It was at Pissarro's recommendation that Van Gogh, weary of his life in the asylum at Saint-Remy, moved to Auvers in May 1890. He spent the last 70 days of his life under Gachet's care. The period was one of fiery, all-consuming work for Van Gogh, culminating in his suicide in late July. Van Gogh paid the doctor in paintings, and while many have wondered how effectively the painter was treated, the curators believe Gachet was a helpful, benign presence in the artist's life. Two great Van Gogh paintings are in this exhibit, a self-portrait and Portrait of Dr. Gachet. The latter wonderfully captures both the vanity and the wry, peculiarly Gallic melancholy of the doctor. (His little peaked cap is one of the relics in the show.) Even the flowers in Van Gogh's portrait appear world-weary.

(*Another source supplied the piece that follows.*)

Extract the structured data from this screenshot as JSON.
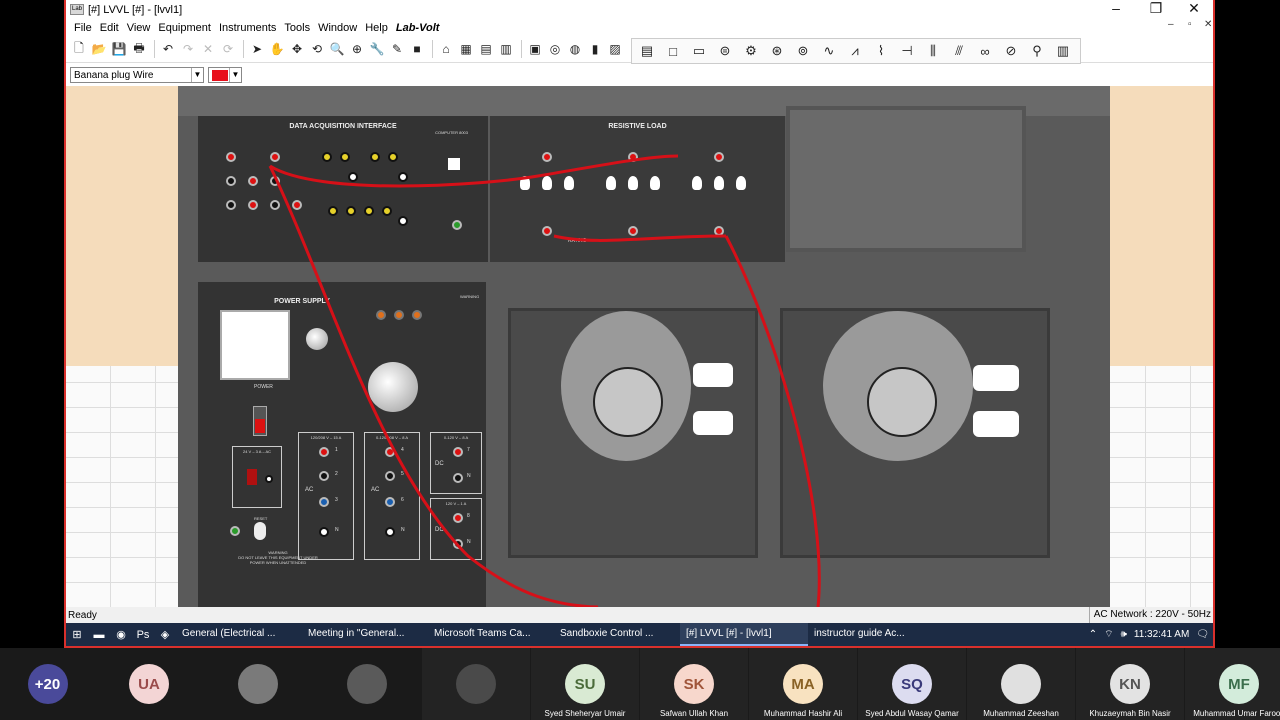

Gachet's wife died in 1875, and he never remarried. He had a son who, like his father, seemed to live vicariously through art. After his father's death in 1909, Gachet fils (1873-1962) spent most of his life locked away in the Auvers house hoarding the past. He worked endlessly on a book about Van Gogh and, with some others, carefully made copies of the family pictures. To support himself, he would occasionally sell a painting. He rebuffed the requests of writers, curators, and historians to study the collection. This naturally aroused both great resentment and great curiosity; it also raised many false suspicions that he was busy making forgeries to sell. Beginning in 1949, he began donating parts of his collection to the French state. It was not until his death in 1962, however, that art historians could really begin to unravel the story of the Gachets. This exhibition finally clears up most of the remaining questions.
As a rule, crowd-pleasing shows that emphasize the personal stories of painters end up directing attention away from the art. They are the reflection, in short, of a culture that prefers artists to art and celebrity to achievement. But that is not the case here. Oddly enough, this is one of the best shows I have ever seen for training the eye. The main reason is that the curators have hung so many of the copies that Gachet, his son, and others made of the pictures in their possession. The opportunity to analyze the differences between an original and a pale but competent copy illuminates as nothing else can what makes art art. Same subject, same composition, same palette; yet one picture is dimly dead, the other luminously alive. Even lesser works by great artists, of which there are many in this show, have the force of necessity -- a kind of palpable life in the brush.